2 Words to Ban From Your Family
Words carry power. They influence our actions and our mood. Even more alarming, they have the power to shape the thoughts, moods, and actions of those around us…not just for today but for years to come. How many of us can remember a harsh word spoken to us by a teacher in elementary school? Or, a hurtful word spoken by a parent in their moment of frustration? Yes, words have power. There are two categories of words in particular that carry a subtle yet pervasive power over those who say them and hear them. These words and phrases sound simple, even harmless; but, they have the potential to limit our freedom, increase our guilt, and choke our self-confidence. These two categories of words have an especially strong impact on our family members. I suggest we ban them from the family. Let me explain.
The first category of words to ban from family life includes absolutes like “always” and “never.” Like our mothers “always” said, “Never say never.” When we say “never” or “always,” we imply something is unchangeable. For instance, telling someone “you always lose your keys” communicates the belief that they cannot change. They will “always” lose their keys and will “always” disappoint. They may as well not even try to change what they “always” do. Consider the subtle way these absolutes label a person: “You never listen to me” labels a person as consistently rude and ignorant. “You always want the last word” carries the label that a person is arrogant and self-centered. “You never do what you’re told” translates into telling a person they are either disobedient or lazy. “You always forget what I ask you to do” carries the belief that person does not care about us. These statements not only carry an implicit negative label of the person, but the absolute in the statement implies the person cannot and will not change! A person responds to these accusations with defensiveness…and the battle begins. We would all benefit from taking the absolutes out of the equation so we can have a better conversation. Instead of saying “always” or “never,” note what happened “this time” in “this situation.” Allow the person an opportunity to change.

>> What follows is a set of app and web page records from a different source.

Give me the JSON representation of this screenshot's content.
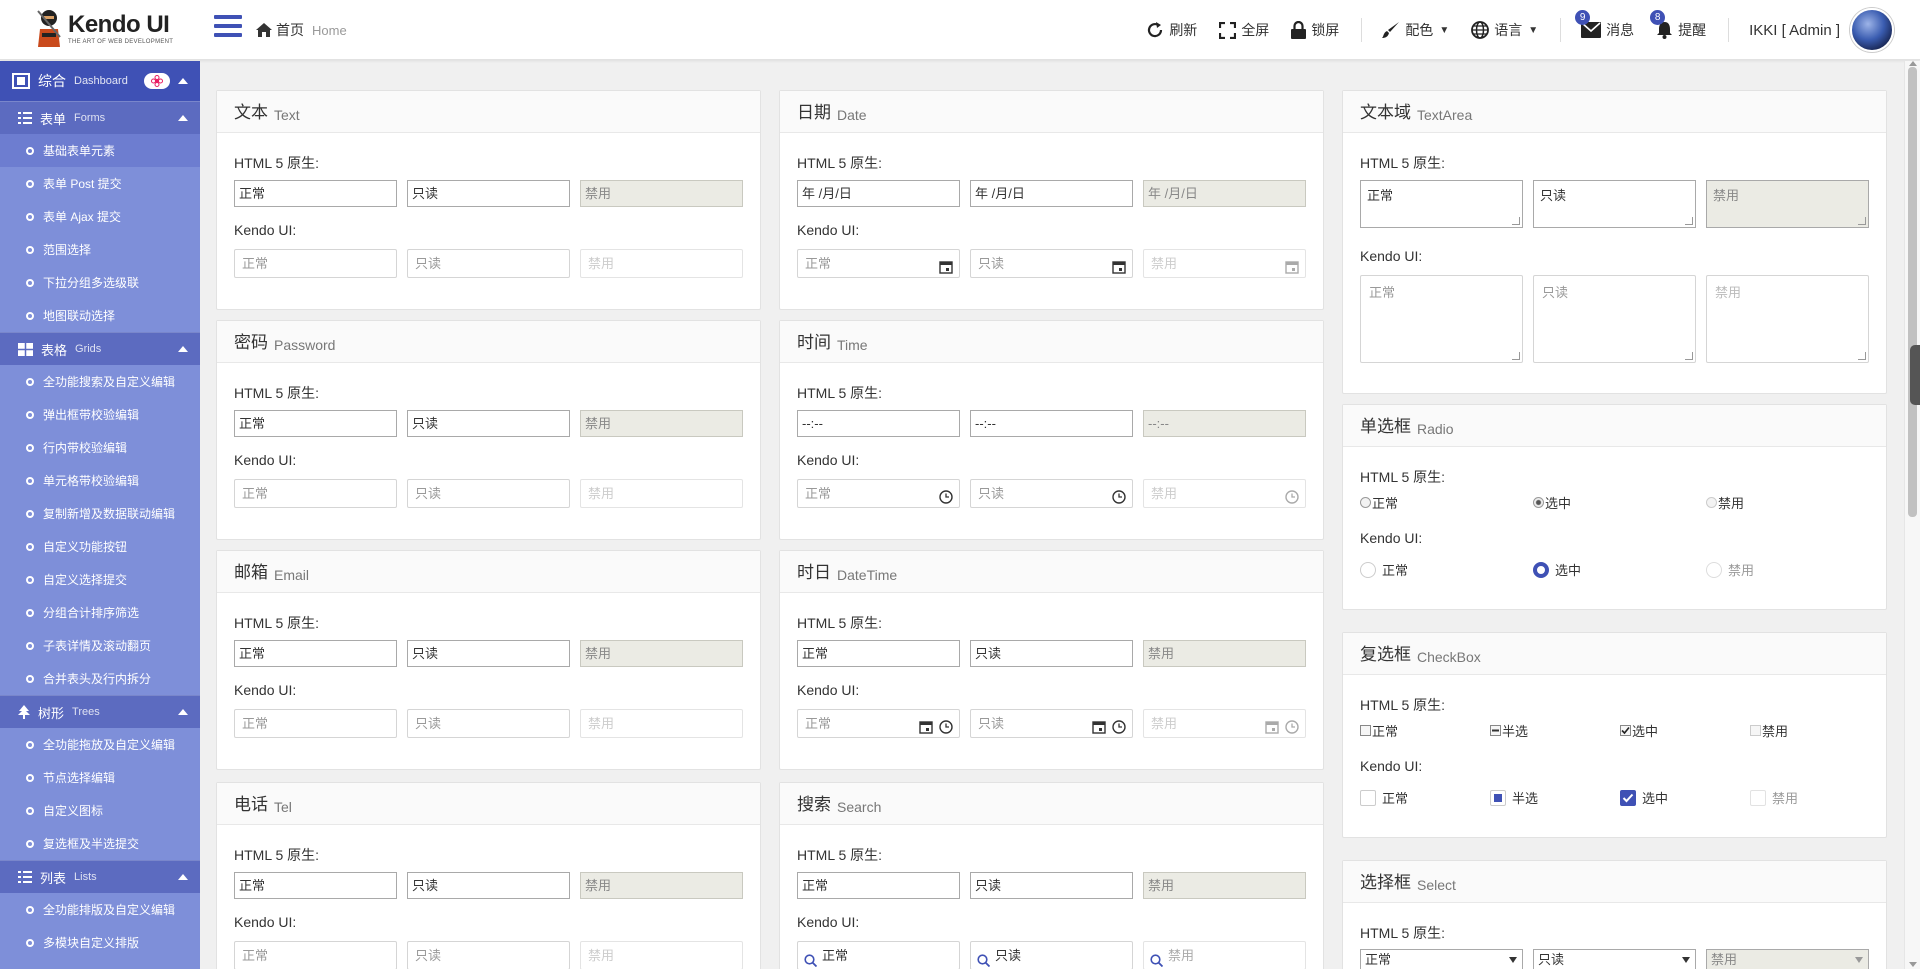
{
  "header": {
    "logo_title": "Kendo UI",
    "logo_sub": "THE ART OF WEB DEVELOPMENT",
    "crumb_home": "首页",
    "crumb_home_en": "Home",
    "tools": {
      "refresh": "刷新",
      "fullscreen": "全屏",
      "lock": "锁屏",
      "theme": "配色",
      "language": "语言",
      "messages": "消息",
      "messages_count": "9",
      "reminders": "提醒",
      "reminders_count": "8"
    },
    "user": "IKKI [ Admin ]"
  },
  "sidebar": {
    "dashboard": {
      "label": "综合",
      "en": "Dashboard"
    },
    "forms": {
      "label": "表单",
      "en": "Forms",
      "items": [
        "基础表单元素",
        "表单 Post 提交",
        "表单 Ajax 提交",
        "范围选择",
        "下拉分组多选级联",
        "地图联动选择"
      ]
    },
    "grids": {
      "label": "表格",
      "en": "Grids",
      "items": [
        "全功能搜索及自定义编辑",
        "弹出框带校验编辑",
        "行内带校验编辑",
        "单元格带校验编辑",
        "复制新增及数据联动编辑",
        "自定义功能按钮",
        "自定义选择提交",
        "分组合计排序筛选",
        "子表详情及滚动翻页",
        "合并表头及行内拆分"
      ]
    },
    "trees": {
      "label": "树形",
      "en": "Trees",
      "items": [
        "全功能拖放及自定义编辑",
        "节点选择编辑",
        "自定义图标",
        "复选框及半选提交"
      ]
    },
    "lists": {
      "label": "列表",
      "en": "Lists",
      "items": [
        "全功能排版及自定义编辑",
        "多模块自定义排版"
      ]
    }
  },
  "common": {
    "html5": "HTML 5 原生:",
    "kendo": "Kendo UI:",
    "normal": "正常",
    "readonly": "只读",
    "disabled": "禁用",
    "half": "半选",
    "checked": "选中",
    "date_placeholder": "年 /月/日",
    "time_placeholder": "--:--"
  },
  "panels": {
    "text": {
      "title": "文本",
      "en": "Text"
    },
    "password": {
      "title": "密码",
      "en": "Password"
    },
    "email": {
      "title": "邮箱",
      "en": "Email"
    },
    "tel": {
      "title": "电话",
      "en": "Tel"
    },
    "date": {
      "title": "日期",
      "en": "Date"
    },
    "time": {
      "title": "时间",
      "en": "Time"
    },
    "datetime": {
      "title": "时日",
      "en": "DateTime"
    },
    "search": {
      "title": "搜索",
      "en": "Search"
    },
    "textarea": {
      "title": "文本域",
      "en": "TextArea"
    },
    "radio": {
      "title": "单选框",
      "en": "Radio"
    },
    "checkbox": {
      "title": "复选框",
      "en": "CheckBox"
    },
    "select": {
      "title": "选择框",
      "en": "Select"
    }
  },
  "colors": {
    "primary": "#3f51b5",
    "sidebar": "#7e8fd9",
    "sidebar_section": "#5c6bc0"
  }
}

The second category of words to ban from family life include “should,” “ought to,” or “must.” Saying “you should do this” robs a person of choice and responsibility. It imposes a sense of obligation. After all, if “I should do it” what choice do I have? A loved one who tells me “I should” will be upset if I don’t. The only choice I have is to do what “I should” or rebel against the “should” and disappoint the one I love. And, when I do what I “should,” I hold no responsibility for choosing that course of action. Telling family members how they “should” act or what they “ought to have done” also communicates that they can never please you, never be “good enough.” A person flooded with should’s may give up. After all, if I can never be “good enough,” why even try? A well-placed “should” will induce guilt…and guilt can lead to giving up as well.
As you can see, absolutes and “should” have great power. Their power is subtle. They sound simple, even harmless; but, they crush our spirits, increase our guilt, and choke our self-confidence. I’m sure you can recall times in your own life when you were sideswiped by a well-placed absolute or a crushing should. Why continue that pain in our families today. Really, “we should never speak in absolutes or should’s.” Ban them from your family!